This is a case in which the owner holds land in two counties, and it is open to him, if he so desires, to carry out on one holding the total area of tillage required under the Defence of the Realm Regulations.
Mr. D. BOYLE
(Constituencies-Mayo North January 15, 1910 – December 14, 1918)
asked the Chief Secretary for Ireland what provision has been made on the island of Inniskea South, 936W county Mayo, for increasing the area of tillage; and if the common land of about 40 acres will be distributed amongst the small holders for this purpose?
The Department of Agriculture are making inquiries in the matter.
asked what steps have been taken by the Congested Districts Board to distribute, drain, and fence the holdings on the Mrs. J. A. Atkinson estate, Glencastle, Erris, county Mayo; and what facilities have been afforded to tenants on the estate for increased tillage this spring?

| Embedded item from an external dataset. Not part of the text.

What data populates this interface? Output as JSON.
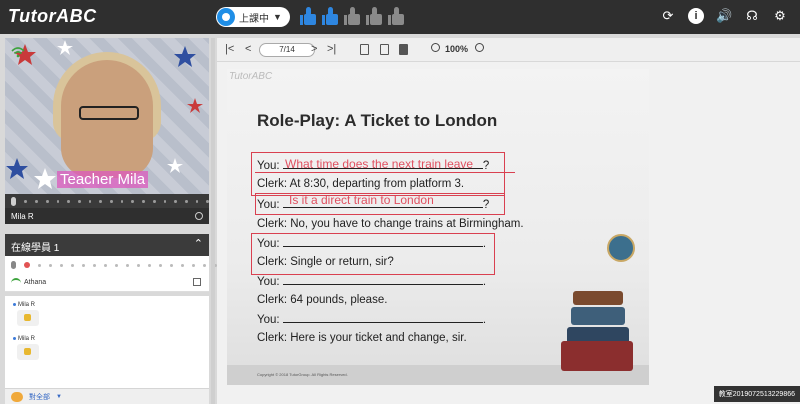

The estate of Mrs. J. A. Atkinson is not yet vested in the Congested Districts Board. There is no untenanted arable land on the estate to be distributed, the untenanted land being mountain and bog used for grazing and turbary. The Board have expended nearly £400 on works of improvement which could be carried out prior to the vesting of the estate, including accommodation roads, the opening of a limestone quarry, etc. Very little rearrangement of the holdings on this estate is necessary or possible and the work will not be proceeded with before the estate is vested. In order that the tenants who are in occupation of the arable land on the estate might be free to cultivate as much of it as possible the Board suspended improvement works on the estate to release labourers for cultivation of the land.
HC Deb 02 April 1917 vol 92 cc934-6W
Reprint extracts: from digitised editions of the UK Commons and Lords Hansard, the Official Report of debates in Parliament. This was part of a project led by the Commons and Lords libraries on Marble Hill House and estate lands in Galway, Ireland. Original article reference can be found here.